Alicia’s father is an American traitor, a Nazi sympathizer, sentence to 20 years in prison. Alicia herself is a party girl, a full-blown alcoholic who likes to take men to bed. It’s at one of her many parties where she meets Devlin, a quiet, handsome man she intends to seduce. Only instead of waking up like she usually does, nude, hung-over, and alone, she’s hung-over, dressed, and offered the opportunity to do something for her country.
Alicia tells Devlin she doesn’t give a damn about patriotism, as a response he plays a secret recording of a conversation she had with her father. The truth is that she loves her country, quite a bit in fact, and while she could never turn her father in, it’s clear that nothing will ever convince her to betray America.

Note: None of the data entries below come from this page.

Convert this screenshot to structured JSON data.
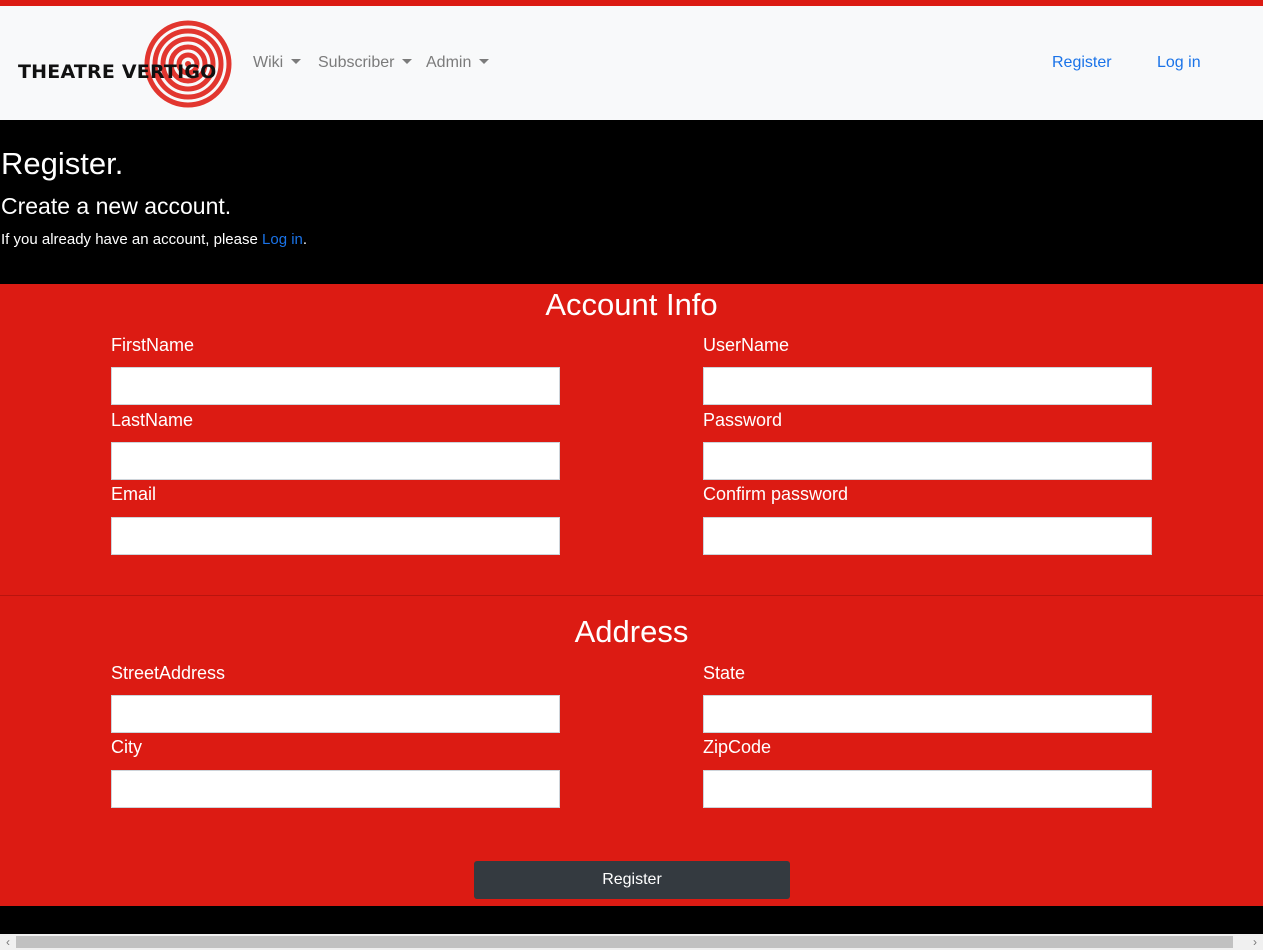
{
  "brand": {
    "logo_text": "THEATRE VERTIGO",
    "logo_color": "#e2362f"
  },
  "nav": {
    "menus": [
      {
        "label": "Wiki"
      },
      {
        "label": "Subscriber"
      },
      {
        "label": "Admin"
      }
    ],
    "register_label": "Register",
    "login_label": "Log in"
  },
  "hero": {
    "title": "Register.",
    "subtitle": "Create a new account.",
    "notice_prefix": "If you already have an account, please ",
    "notice_link": "Log in",
    "notice_suffix": "."
  },
  "account": {
    "title": "Account Info",
    "fields": {
      "first_name": {
        "label": "FirstName",
        "value": ""
      },
      "last_name": {
        "label": "LastName",
        "value": ""
      },
      "email": {
        "label": "Email",
        "value": ""
      },
      "user_name": {
        "label": "UserName",
        "value": ""
      },
      "password": {
        "label": "Password",
        "value": ""
      },
      "confirm_password": {
        "label": "Confirm password",
        "value": ""
      }
    }
  },
  "address": {
    "title": "Address",
    "fields": {
      "street": {
        "label": "StreetAddress",
        "value": ""
      },
      "city": {
        "label": "City",
        "value": ""
      },
      "state": {
        "label": "State",
        "value": ""
      },
      "zip": {
        "label": "ZipCode",
        "value": ""
      }
    }
  },
  "submit_label": "Register",
  "colors": {
    "accent_red": "#dc1b13",
    "link_blue": "#1a73e8",
    "button_dark": "#343a40",
    "hero_bg": "#000000"
  },
  "scrollbar": {
    "left_arrow": "‹",
    "right_arrow": "›"
  }
}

The people Devlin works for have been monitoring her and now need her for some kind of top secret mission in Rio de Janeiro. Though Devlin doesn’t know what the mission is, she agrees and during the week they spend waiting for instructions, the two of them fall in love.
It’s obvious Devlin doesn’t want to fall for her, not for someone so striking and vulnerable. This isn’t the kind of woman you have a fling with. This is the kind of woman you either win for life or long for for life. Though not a word of exposition is used to tell us this, Grant’s performance is so pure, we know she terrifies him, and that her past — the drinking and the men — rips him apart inside. As a consequence, he tears away at her. The fact that she loves him, gives him this power, and with an emotional paper cut here and there, he throws her past in her face at every opportunity.
But passion eventually overcomes all until the details of the mission are revealed. A number of well-connected Nazis have fled to Brazil after the war. One of them, Alexander Sebastian (Claude Rains), used to be in love with Alicia. Using her father’s reputation as cover, the plan is for her to reconnect with him in the hopes she can find out what they’re up to.
What follows is one of the most gut-wrenching scenes ever put on film. Just an hour prior, Alicia and Devlin had been blissfully happy in the glow of young, new love. Now they’re alone on the romantic, outdoor terrace of what was going to be their love nest. Devlin explains the mission to her, and they both know what it means; that taking the assignment means she will have to become Sebastian’s lover. Alicia is desperate for Devlin to tell her not to accept. Devlin is just as desperate for her to refuse.
Because this scene is so perfectly crafted, we know that Alicia agrees to the mission because she loves Devlin. More importantly, we know Devlin knows this and yet he still resents her for it. And what will follow is the fullest expression of human anguish you will ever experience through the medium of the motion picture.
Forget the classic elegance of Hitchcock’s shooting style and even the impossibly suspenseful sequence that involves the key to a wine cellar. All of that is wonderful, classic moviemaking to be sure, but nothing compares to the closing sequence, when every bit of emotional and storytelling track that’s been laid, pays off with unparalleled precision. The hero saves the girl. The hero saves himself. The hero gets the girl. The hero redeems himself. The hero defeats the bad guy.
And those of us watching are left breathless.
“Notorious” is not only Hitchcock’s masterpiece, it is Hollywood’s masterpiece. It is as though the movie gods poured everything that made the Golden Era the Golden Era into a bottle, shook it up, distilled it over a flame, and found the essence, the formula … the perfection.
“Notorious” is available at Amazon.com.